Items from an interface collection:
____________________
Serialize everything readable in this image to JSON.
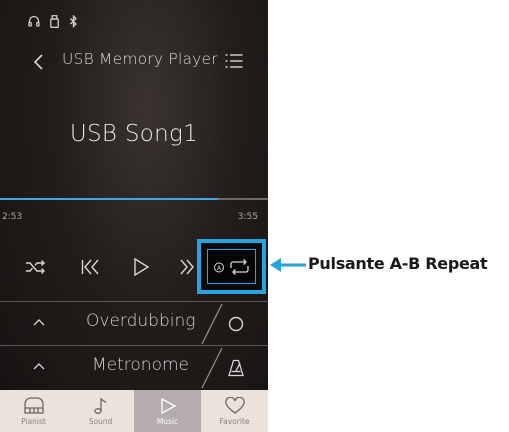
{
  "status_bar": {
    "icons": [
      "headphones-icon",
      "usb-drive-icon",
      "bluetooth-icon"
    ]
  },
  "header": {
    "back_icon": "chevron-left-icon",
    "title": "USB Memory Player",
    "menu_icon": "list-icon"
  },
  "player": {
    "song_title": "USB Song1",
    "time_elapsed": "2:53",
    "time_total": "3:55",
    "progress": 0.815
  },
  "controls": {
    "items": [
      "shuffle-icon",
      "skip-back-icon",
      "play-icon",
      "fast-forward-icon",
      "ab-repeat-icon"
    ]
  },
  "rows": [
    {
      "label": "Overdubbing",
      "icon": "record-circle-icon"
    },
    {
      "label": "Metronome",
      "icon": "metronome-icon"
    }
  ],
  "tabs": [
    {
      "label": "Pianist",
      "icon": "piano-icon",
      "active": false
    },
    {
      "label": "Sound",
      "icon": "music-note-icon",
      "active": false
    },
    {
      "label": "Music",
      "icon": "play-icon",
      "active": true
    },
    {
      "label": "Favorite",
      "icon": "heart-icon",
      "active": false
    }
  ],
  "annotation": {
    "label": "Pulsante A-B Repeat"
  },
  "colors": {
    "accent": "#27a3df",
    "progress": "#3aa9e4",
    "tab_bg": "#ece2dc",
    "tab_active_bg": "#b5acae"
  }
}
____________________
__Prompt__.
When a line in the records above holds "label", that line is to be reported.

__Solution__.
      "label": "Overdubbing",
      "label": "Metronome",
      "label": "Pianist",
      "label": "Sound",
      "label": "Music",
      "label": "Favorite",
    "label": "Pulsante A-B Repeat"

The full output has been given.